• Task: Calculate how many lines of the data hold "post". The answer consists of that number only.

━━━━━━

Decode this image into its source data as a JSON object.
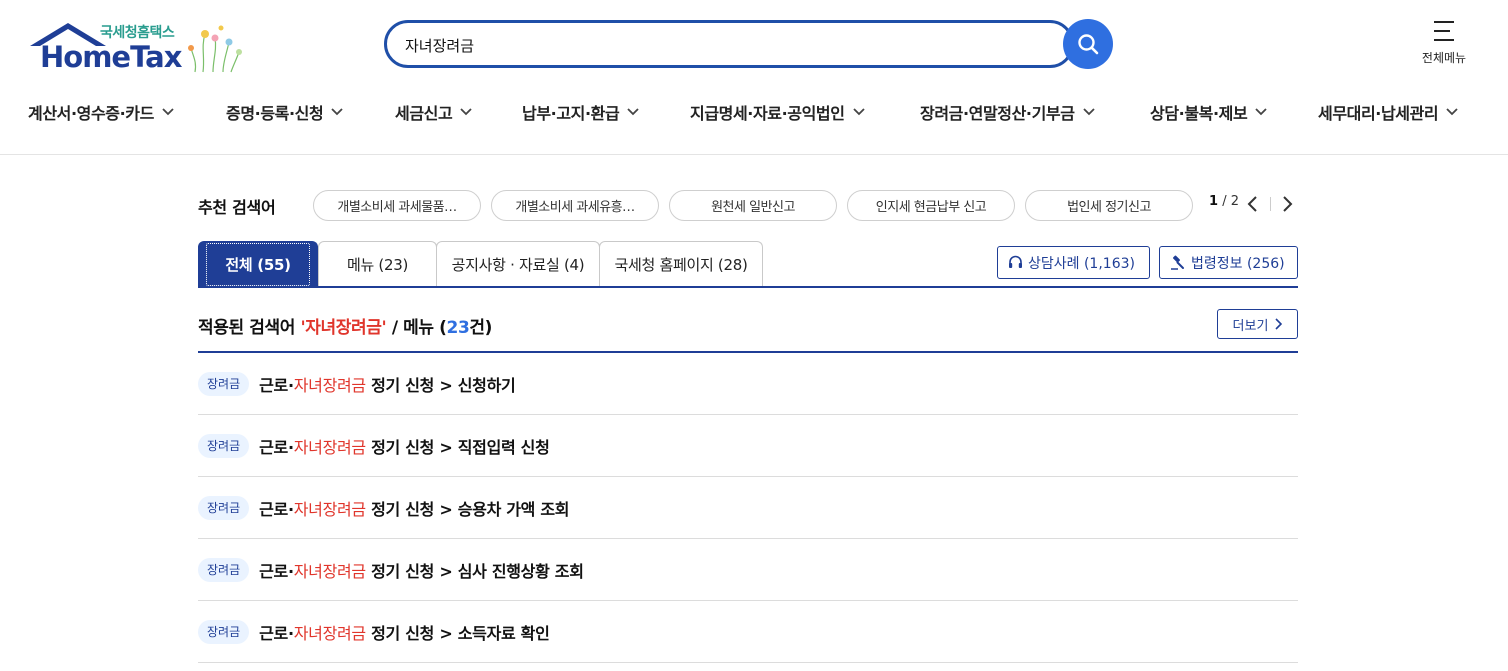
{
  "logo": {
    "subtitle": "국세청홈택스",
    "title": "HomeTax"
  },
  "search": {
    "value": "자녀장려금"
  },
  "header": {
    "all_menu_label": "전체메뉴"
  },
  "gnb": [
    "계산서·영수증·카드",
    "증명·등록·신청",
    "세금신고",
    "납부·고지·환급",
    "지급명세·자료·공익법인",
    "장려금·연말정산·기부금",
    "상담·불복·제보",
    "세무대리·납세관리"
  ],
  "recommended": {
    "label": "추천 검색어",
    "chips": [
      "개별소비세 과세물품…",
      "개별소비세 과세유흥…",
      "원천세 일반신고",
      "인지세 현금납부 신고",
      "법인세 정기신고"
    ],
    "page_current": "1",
    "page_total": "/ 2"
  },
  "tabs": [
    "전체 (55)",
    "메뉴 (23)",
    "공지사항 · 자료실 (4)",
    "국세청 홈페이지 (28)"
  ],
  "side_buttons": {
    "counsel": "상담사례 (1,163)",
    "law": "법령정보 (256)"
  },
  "result_header": {
    "prefix": "적용된 검색어 ",
    "keyword": "'자녀장려금'",
    "middle": " / 메뉴 (",
    "count": "23",
    "suffix": "건)",
    "more_label": "더보기"
  },
  "results": [
    {
      "badge": "장려금",
      "pre": "근로·",
      "hl": "자녀장려금",
      "post": " 정기 신청 > 신청하기"
    },
    {
      "badge": "장려금",
      "pre": "근로·",
      "hl": "자녀장려금",
      "post": " 정기 신청 > 직접입력 신청"
    },
    {
      "badge": "장려금",
      "pre": "근로·",
      "hl": "자녀장려금",
      "post": " 정기 신청 > 승용차 가액 조회"
    },
    {
      "badge": "장려금",
      "pre": "근로·",
      "hl": "자녀장려금",
      "post": " 정기 신청 > 심사 진행상황 조회"
    },
    {
      "badge": "장려금",
      "pre": "근로·",
      "hl": "자녀장려금",
      "post": " 정기 신청 > 소득자료 확인"
    }
  ],
  "colors": {
    "brand_navy": "#1f3e96",
    "search_blue": "#2f6fe0",
    "highlight_red": "#e0352b",
    "badge_bg": "#eaf3ff"
  }
}
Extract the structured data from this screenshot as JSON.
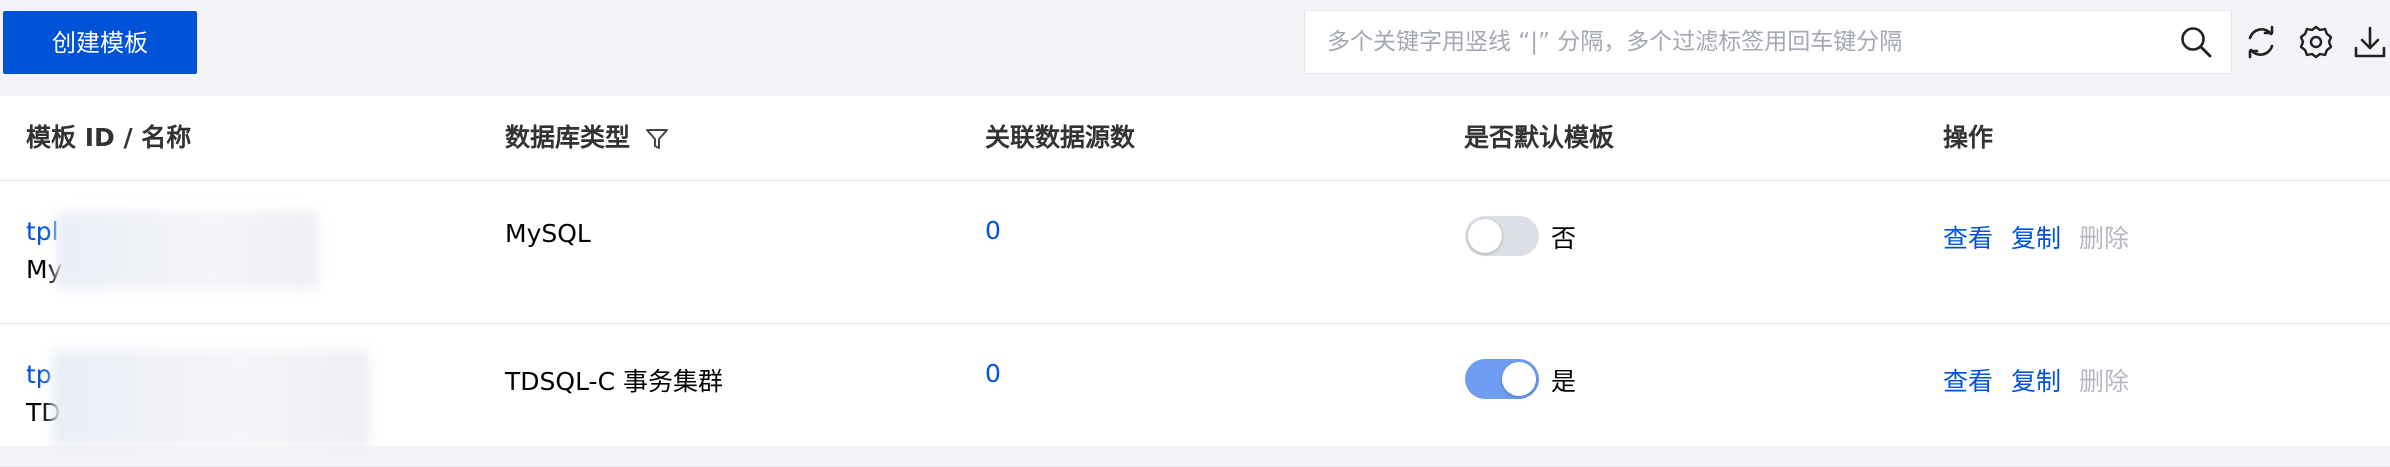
{
  "toolbar": {
    "create_label": "创建模板",
    "search_placeholder": "多个关键字用竖线 “|” 分隔，多个过滤标签用回车键分隔"
  },
  "icons": {
    "search": "search-icon",
    "refresh": "refresh-icon",
    "settings": "gear-icon",
    "download": "download-icon",
    "filter": "filter-icon"
  },
  "colors": {
    "primary": "#0052d9",
    "toggle_on": "#6f9cf2",
    "toggle_off": "#dcdfe5",
    "disabled_text": "#b5b8bf"
  },
  "table": {
    "columns": [
      "模板 ID / 名称",
      "数据库类型",
      "关联数据源数",
      "是否默认模板",
      "操作"
    ],
    "rows": [
      {
        "id_prefix": "tpl",
        "name_prefix": "My",
        "db_type": "MySQL",
        "source_count": "0",
        "is_default": false,
        "default_label": "否",
        "actions": {
          "view": "查看",
          "copy": "复制",
          "delete": "删除"
        }
      },
      {
        "id_prefix": "tp",
        "name_prefix": "TD",
        "db_type": "TDSQL-C 事务集群",
        "source_count": "0",
        "is_default": true,
        "default_label": "是",
        "actions": {
          "view": "查看",
          "copy": "复制",
          "delete": "删除"
        }
      }
    ]
  }
}
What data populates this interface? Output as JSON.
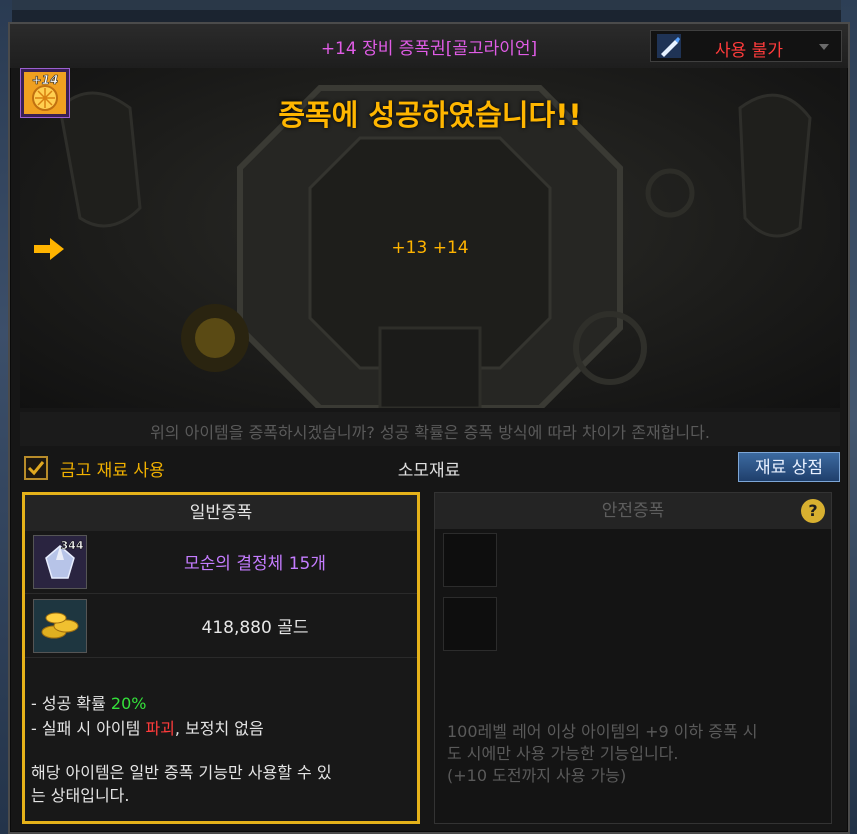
{
  "window": {
    "title": "+14 장비 증폭권[골고라이언]",
    "status": "사용 불가"
  },
  "result": {
    "message": "증폭에 성공하였습니다!!",
    "item_icon_badge": "+14",
    "from_level": "+13",
    "to_level": "+14"
  },
  "info_text": "위의 아이템을 증폭하시겠습니까? 성공 확률은 증폭 방식에 따라 차이가 존재합니다.",
  "options": {
    "checkbox_label": "금고 재료 사용",
    "checked": true,
    "materials_label": "소모재료",
    "shop_button": "재료 상점"
  },
  "normal_panel": {
    "header": "일반증폭",
    "materials": [
      {
        "name": "모순의 결정체",
        "quantity": "15개",
        "icon_badge": "344",
        "icon": "crystal-icon"
      },
      {
        "name": "418,880 골드",
        "quantity": "",
        "icon": "gold-coins-icon"
      }
    ],
    "note_success_prefix": "- 성공 확률 ",
    "note_success_value": "20%",
    "note_fail_prefix": "- 실패 시 아이템 ",
    "note_fail_value": "파괴",
    "note_fail_suffix": ", 보정치 없음",
    "description_line1": "해당 아이템은 일반 증폭 기능만 사용할 수 있",
    "description_line2": "는 상태입니다."
  },
  "safe_panel": {
    "header": "안전증폭",
    "help": "?",
    "description_line1": "100레벨 레어 이상 아이템의 +9 이하 증폭 시",
    "description_line2": "도 시에만 사용 가능한 기능입니다.",
    "description_line3": "(+10 도전까지 사용 가능)"
  },
  "colors": {
    "accent_gold": "#ffb600",
    "title_magenta": "#e05ce6",
    "error_red": "#ff3b3b",
    "success_green": "#34e13a",
    "material_purple": "#c47cff"
  }
}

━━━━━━

• Result: 5